-- ENTRIES SUPPLIED follows --

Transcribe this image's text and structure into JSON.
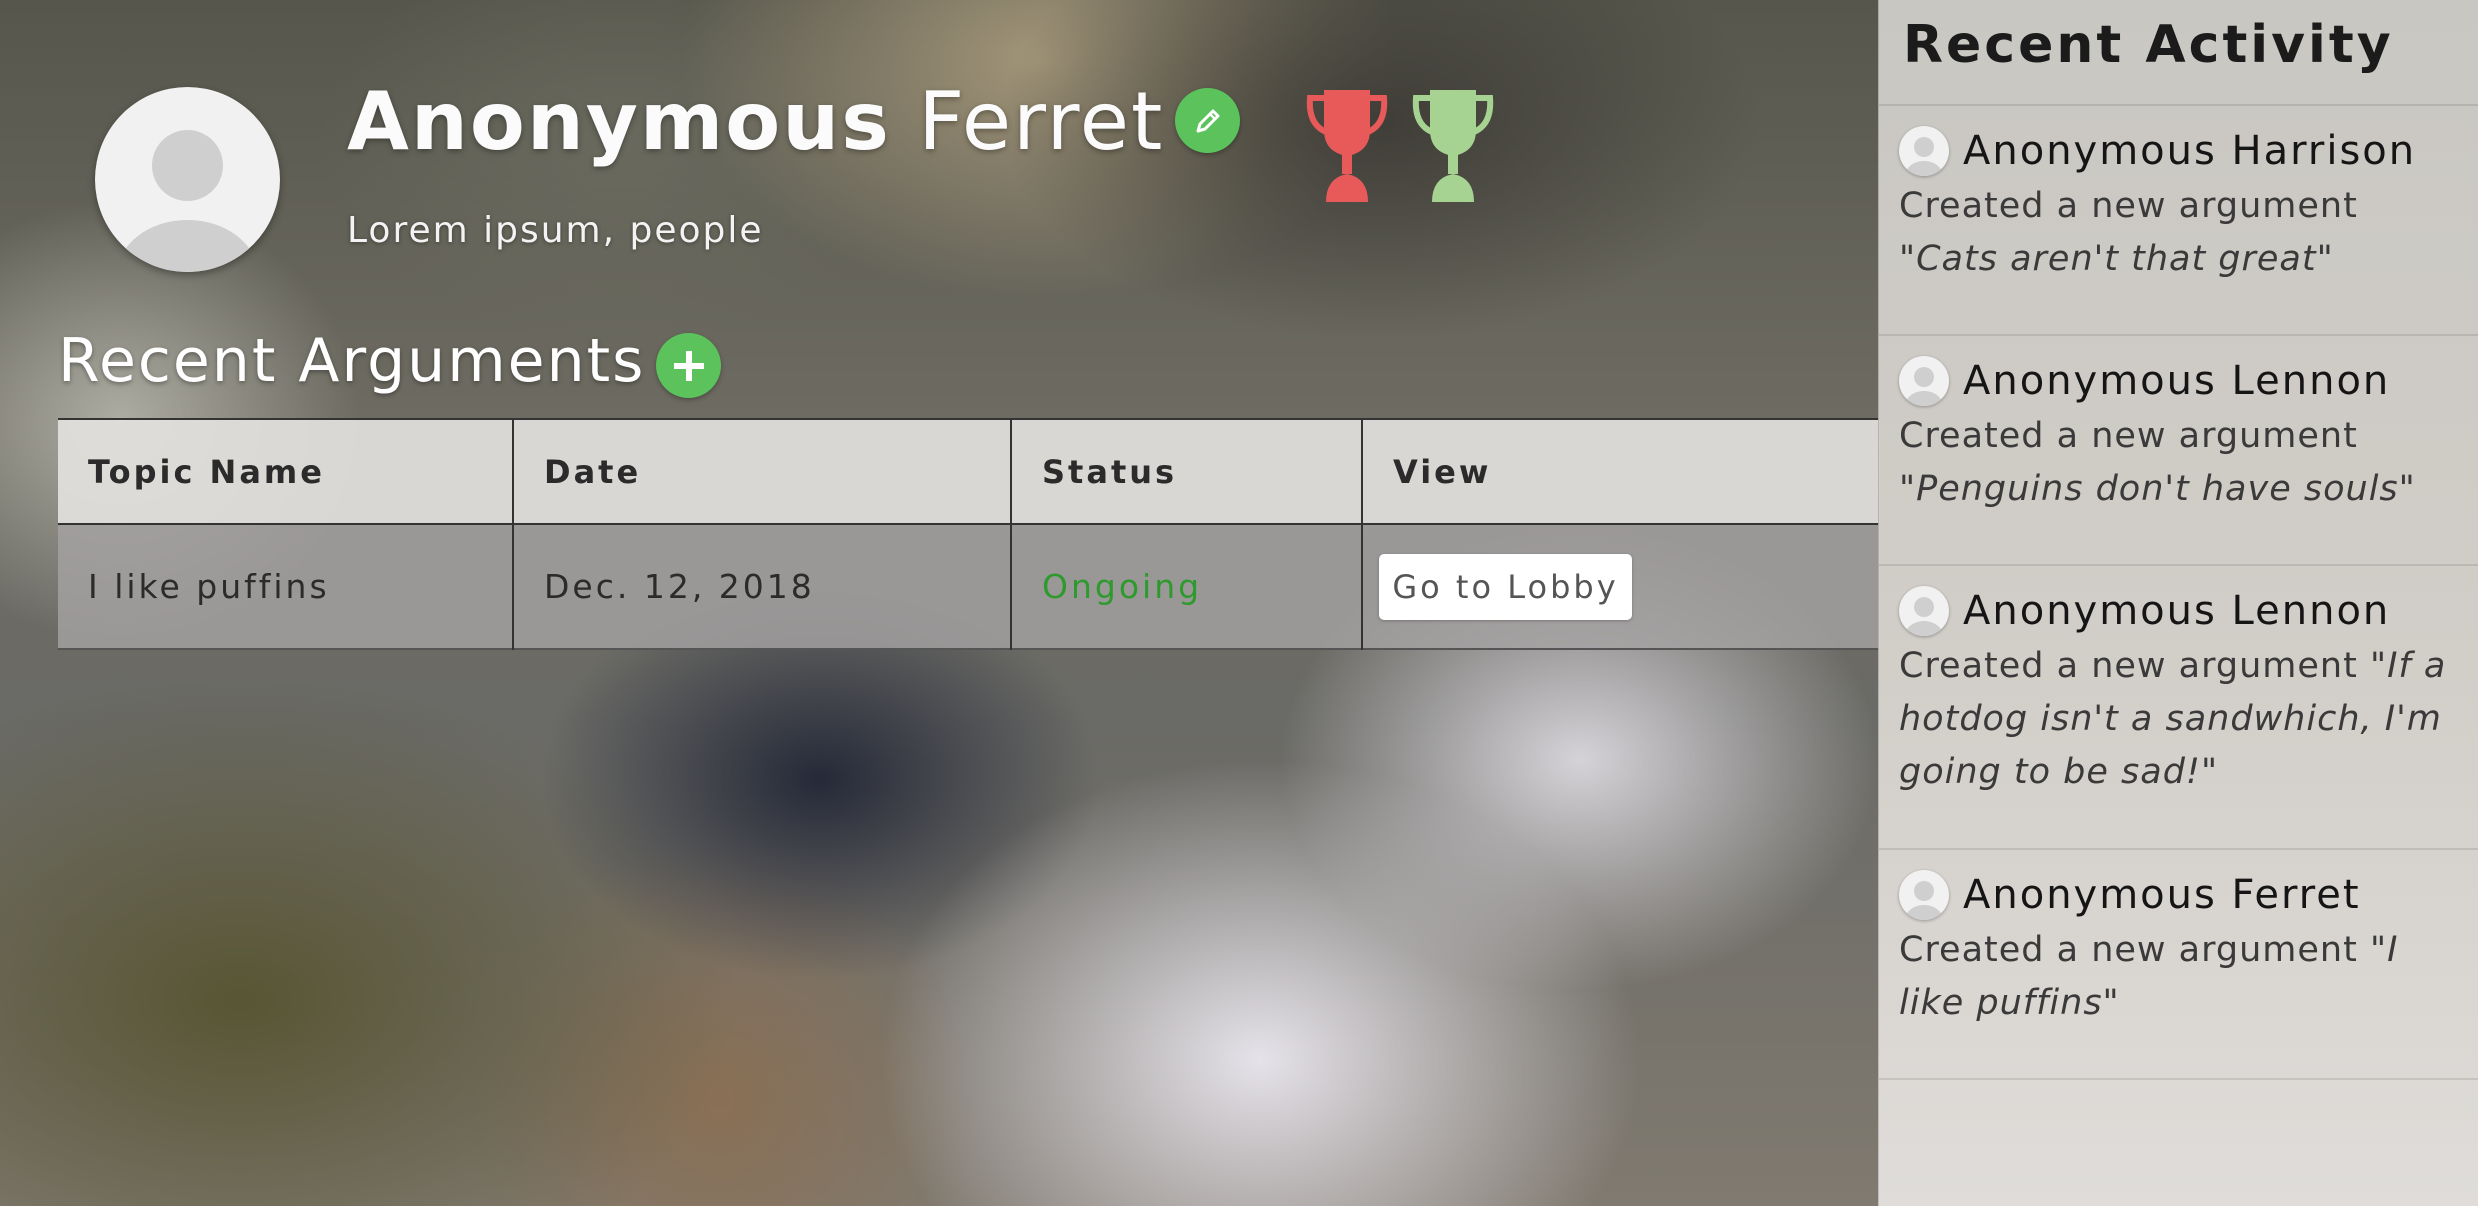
{
  "profile": {
    "first_name": "Anonymous",
    "last_name": "Ferret",
    "tagline": "Lorem ipsum, people",
    "edit_icon": "pencil-icon",
    "trophies": [
      {
        "icon": "trophy-icon",
        "color": "#e85a5a"
      },
      {
        "icon": "trophy-icon",
        "color": "#a6d392"
      }
    ]
  },
  "arguments_section": {
    "title": "Recent Arguments",
    "add_icon": "plus-icon",
    "columns": [
      "Topic Name",
      "Date",
      "Status",
      "View"
    ],
    "rows": [
      {
        "topic": "I like puffins",
        "date": "Dec. 12, 2018",
        "status": "Ongoing",
        "action_label": "Go to Lobby"
      }
    ]
  },
  "recent_activity": {
    "title": "Recent Activity",
    "items": [
      {
        "user": "Anonymous Harrison",
        "action": "Created a new argument",
        "topic": "\"Cats aren't that great\""
      },
      {
        "user": "Anonymous Lennon",
        "action": "Created a new argument",
        "topic": "\"Penguins don't have souls\""
      },
      {
        "user": "Anonymous Lennon",
        "action": "Created a new argument",
        "topic": "\"If a hotdog isn't a sandwhich, I'm going to be sad!\""
      },
      {
        "user": "Anonymous Ferret",
        "action": "Created a new argument",
        "topic": "\"I like puffins\""
      }
    ]
  },
  "colors": {
    "accent_green": "#5cc25c",
    "status_ongoing": "#2e9a2e",
    "trophy_red": "#e85a5a",
    "trophy_green": "#a6d392"
  }
}
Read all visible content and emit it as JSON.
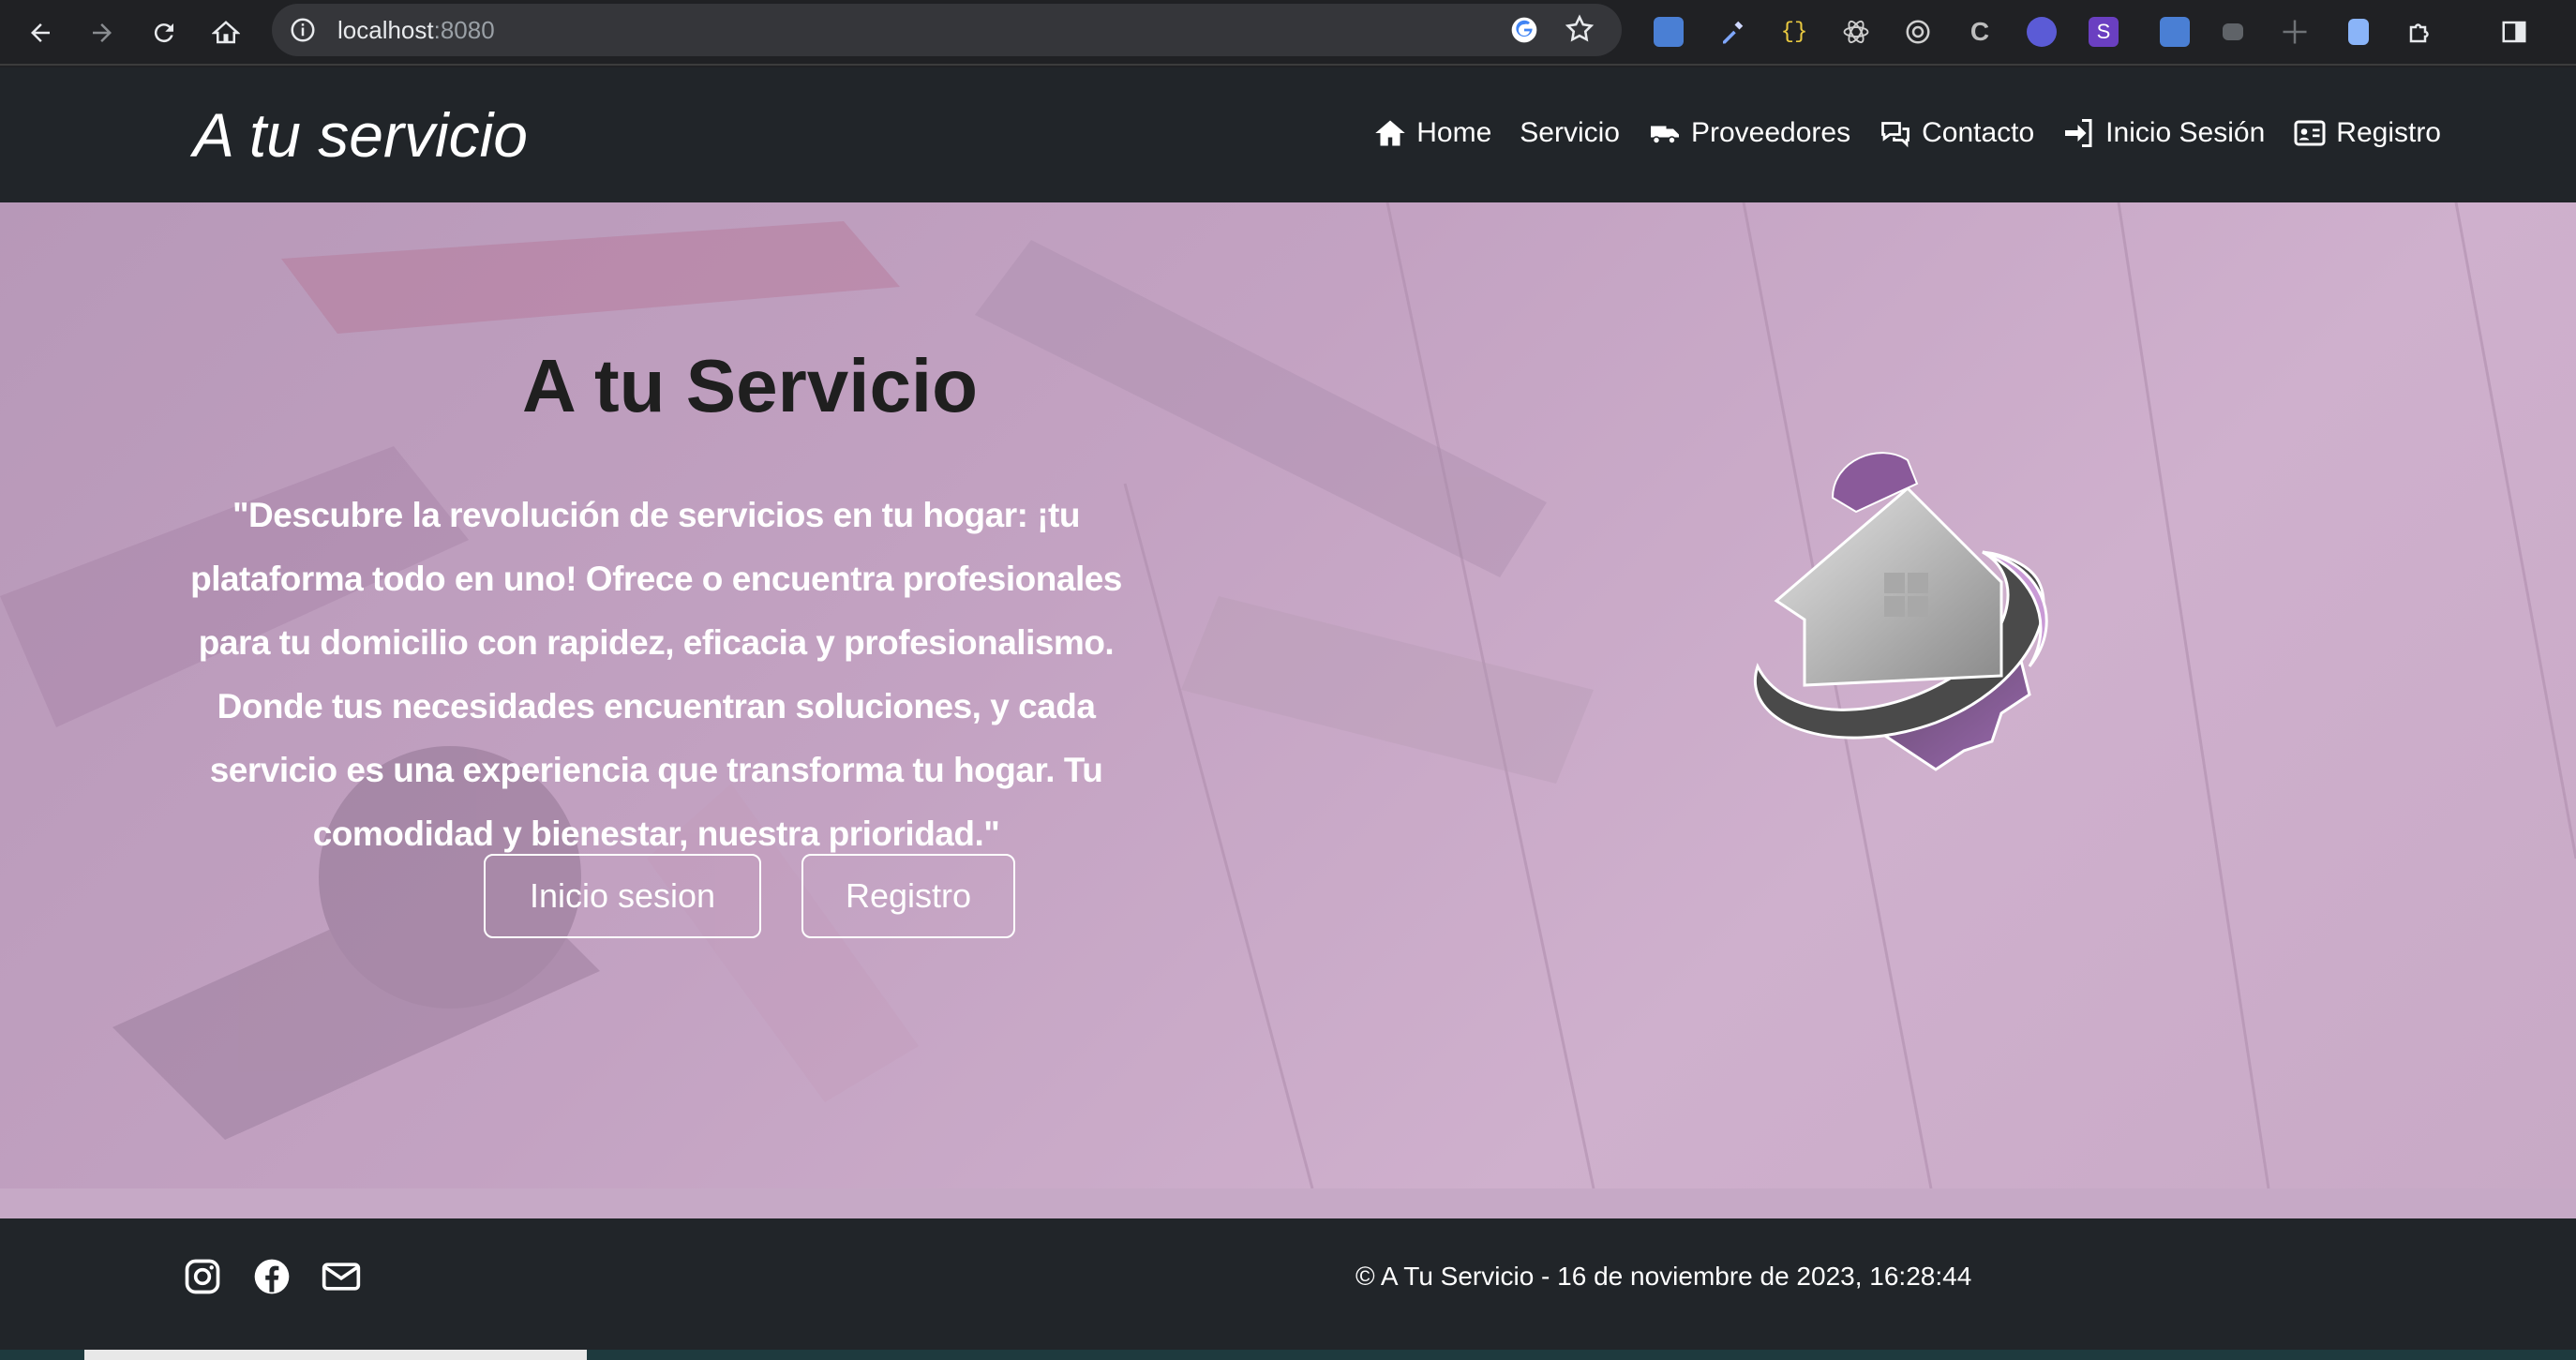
{
  "browser": {
    "url_host": "localhost",
    "url_port": ":8080"
  },
  "site": {
    "brand": "A tu servicio",
    "nav": [
      {
        "label": "Home",
        "icon": "home-icon"
      },
      {
        "label": "Servicio",
        "icon": ""
      },
      {
        "label": "Proveedores",
        "icon": "truck-icon"
      },
      {
        "label": "Contacto",
        "icon": "comments-icon"
      },
      {
        "label": "Inicio Sesión",
        "icon": "sign-in-icon"
      },
      {
        "label": "Registro",
        "icon": "id-card-icon"
      }
    ]
  },
  "hero": {
    "title": "A tu Servicio",
    "text": "\"Descubre la revolución de servicios en tu hogar: ¡tu plataforma todo en uno! Ofrece o encuentra profesionales para tu domicilio con rapidez, eficacia y profesionalismo. Donde tus necesidades encuentran soluciones, y cada servicio es una experiencia que transforma tu hogar. Tu comodidad y bienestar, nuestra prioridad.\"",
    "login_button": "Inicio sesion",
    "register_button": "Registro"
  },
  "footer": {
    "copyright": "© A Tu Servicio -  16 de noviembre de 2023, 16:28:44",
    "social_icons": [
      "instagram-icon",
      "facebook-icon",
      "envelope-icon"
    ]
  },
  "colors": {
    "navbar_bg": "#212529",
    "hero_overlay": "#c3a2c2",
    "chrome_bg": "#202124"
  }
}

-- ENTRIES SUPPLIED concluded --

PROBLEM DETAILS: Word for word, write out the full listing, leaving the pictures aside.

YOUR SOLUTION:
Transcribe this image's text and structure into JSON.
{
  "profile": {
    "first_name": "Anonymous",
    "last_name": "Ferret",
    "tagline": "Lorem ipsum, people",
    "edit_icon": "pencil-icon",
    "trophies": [
      {
        "icon": "trophy-icon",
        "color": "#e85a5a"
      },
      {
        "icon": "trophy-icon",
        "color": "#a6d392"
      }
    ]
  },
  "arguments_section": {
    "title": "Recent Arguments",
    "add_icon": "plus-icon",
    "columns": [
      "Topic Name",
      "Date",
      "Status",
      "View"
    ],
    "rows": [
      {
        "topic": "I like puffins",
        "date": "Dec. 12, 2018",
        "status": "Ongoing",
        "action_label": "Go to Lobby"
      }
    ]
  },
  "recent_activity": {
    "title": "Recent Activity",
    "items": [
      {
        "user": "Anonymous Harrison",
        "action": "Created a new argument",
        "topic": "\"Cats aren't that great\""
      },
      {
        "user": "Anonymous Lennon",
        "action": "Created a new argument",
        "topic": "\"Penguins don't have souls\""
      },
      {
        "user": "Anonymous Lennon",
        "action": "Created a new argument",
        "topic": "\"If a hotdog isn't a sandwhich, I'm going to be sad!\""
      },
      {
        "user": "Anonymous Ferret",
        "action": "Created a new argument",
        "topic": "\"I like puffins\""
      }
    ]
  },
  "colors": {
    "accent_green": "#5cc25c",
    "status_ongoing": "#2e9a2e",
    "trophy_red": "#e85a5a",
    "trophy_green": "#a6d392"
  }
}
Read all visible content and emit it as JSON.
{
  "browser": {
    "url_host": "localhost",
    "url_port": ":8080"
  },
  "site": {
    "brand": "A tu servicio",
    "nav": [
      {
        "label": "Home",
        "icon": "home-icon"
      },
      {
        "label": "Servicio",
        "icon": ""
      },
      {
        "label": "Proveedores",
        "icon": "truck-icon"
      },
      {
        "label": "Contacto",
        "icon": "comments-icon"
      },
      {
        "label": "Inicio Sesión",
        "icon": "sign-in-icon"
      },
      {
        "label": "Registro",
        "icon": "id-card-icon"
      }
    ]
  },
  "hero": {
    "title": "A tu Servicio",
    "text": "\"Descubre la revolución de servicios en tu hogar: ¡tu plataforma todo en uno! Ofrece o encuentra profesionales para tu domicilio con rapidez, eficacia y profesionalismo. Donde tus necesidades encuentran soluciones, y cada servicio es una experiencia que transforma tu hogar. Tu comodidad y bienestar, nuestra prioridad.\"",
    "login_button": "Inicio sesion",
    "register_button": "Registro"
  },
  "footer": {
    "copyright": "© A Tu Servicio -  16 de noviembre de 2023, 16:28:44",
    "social_icons": [
      "instagram-icon",
      "facebook-icon",
      "envelope-icon"
    ]
  },
  "colors": {
    "navbar_bg": "#212529",
    "hero_overlay": "#c3a2c2",
    "chrome_bg": "#202124"
  }
}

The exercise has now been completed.